Scotiabank fights back after defections with new metals hires- sources
Bank of Nova Scotia (Scotiabank) has hired four people for its metals business in New York after losing six traders and salesmen who defected to rival Canadian lender Bank of Montreal (BMO) last month, sources said.
The move signals that Scotia, whose Mocatta metals arm has for years been the world's biggest lender to the physical precious metals industry, is committed to the business despite a restructuring that has seen staff exit the bank in droves.
Scotia embarked on a plan to halve the size of its metals operation earlier this year after failing to sell it, sources have previously told Reuters.

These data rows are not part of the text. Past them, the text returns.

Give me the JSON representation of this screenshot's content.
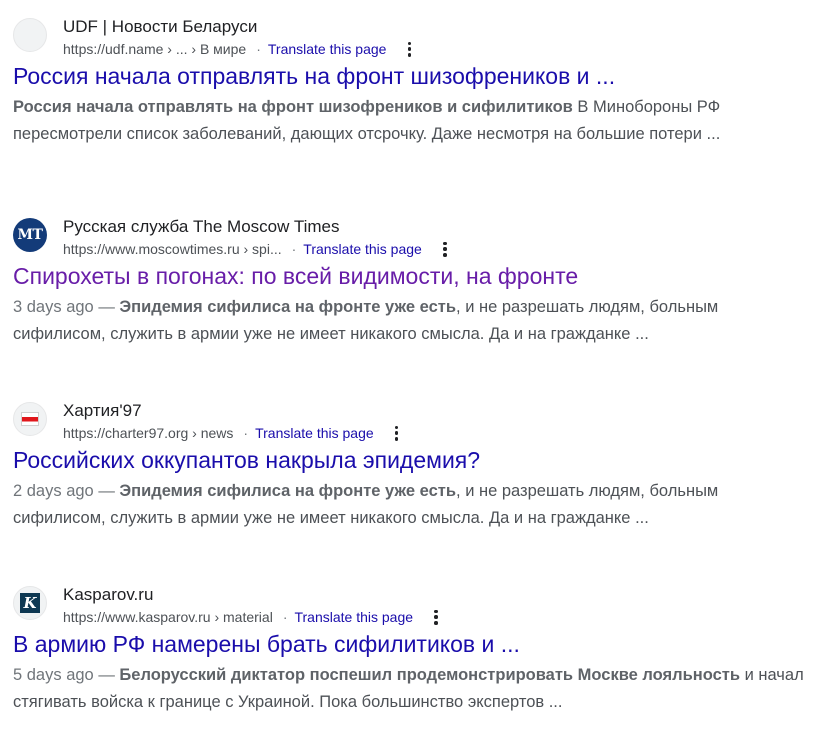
{
  "results": [
    {
      "site_name": "UDF | Новости Беларуси",
      "url": "https://udf.name › ... › В мире",
      "translate_label": "Translate this page",
      "title": "Россия начала отправлять на фронт шизофреников и ...",
      "date": "",
      "date_sep": "",
      "snippet_bold": "Россия начала отправлять на фронт шизофреников и сифилитиков",
      "snippet_rest": " В Минобороны РФ пересмотрели список заболеваний, дающих отсрочку. Даже несмотря на большие потери ...",
      "favicon": "blank-favicon-icon"
    },
    {
      "site_name": "Русская служба The Moscow Times",
      "url": "https://www.moscowtimes.ru › spi...",
      "translate_label": "Translate this page",
      "title": "Спирохеты в погонах: по всей видимости, на фронте",
      "date": "3 days ago",
      "date_sep": " — ",
      "snippet_bold": "Эпидемия сифилиса на фронте уже есть",
      "snippet_rest": ", и не разрешать людям, больным сифилисом, служить в армии уже не имеет никакого смысла. Да и на гражданке ...",
      "favicon_text": "MT",
      "favicon": "moscow-times-logo-icon"
    },
    {
      "site_name": "Хартия'97",
      "url": "https://charter97.org › news",
      "translate_label": "Translate this page",
      "title": "Российских оккупантов накрыла эпидемия?",
      "date": "2 days ago",
      "date_sep": " — ",
      "snippet_bold": "Эпидемия сифилиса на фронте уже есть",
      "snippet_rest": ", и не разрешать людям, больным сифилисом, служить в армии уже не имеет никакого смысла. Да и на гражданке ...",
      "favicon": "white-red-white-flag-icon"
    },
    {
      "site_name": "Kasparov.ru",
      "url": "https://www.kasparov.ru › material",
      "translate_label": "Translate this page",
      "title": "В армию РФ намерены брать сифилитиков и ...",
      "date": "5 days ago",
      "date_sep": " — ",
      "snippet_bold": "Белорусский диктатор поспешил продемонстрировать Москве лояльность",
      "snippet_rest": " и начал стягивать войска к границе с Украиной. Пока большинство экспертов ...",
      "favicon_text": "K",
      "favicon": "kasparov-logo-icon"
    }
  ],
  "colors": {
    "link": "#1a0dab",
    "visited_link": "#681da8",
    "snippet": "#4d5156",
    "moscow_times_blue": "#133b79",
    "flag_red": "#e0161b",
    "kasparov_navy": "#0e3852"
  }
}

More than 10 people have left in London and New York since the restructuring began, including the heads of Mocatta's American and European operations.
The defection of six staff in New York in September left Scotia with fewer than five people in metals in the city, while boosting BMO's New York staff count in metals to around eight.
Scotia has pulled former employee Robert Lockwood out of retirement and hired Steve Scacalossi from Japanese trading house Sumitomo and Amaryllis Gryllaki from TD Securities, two sources familiar with the matter said.
Lockwood and Scacalossi have already started at the bank, while Gryllaki will begin soon, the sources said.
Scotia also hired an analyst, Nicky Shiels, in September.
Scotia declined to comment. Sumitomo and TD did not respond to requests for comment. Scacalossi declined to comment. Lockwood and Gryllaki did not answer emails or LinkedIn messages asking for comment.
Scotia's hires are the first in metals since Scotia set about shrinking the business, according to the sources.
Scotia recognised it had to act to make sure the loss of staff and clients did not get out of hand, one of the sources said. "Scotia have got a big job convincing clients they are in it long haul," the source said.
(Reporting by Peter Hobson; editing by David Evans).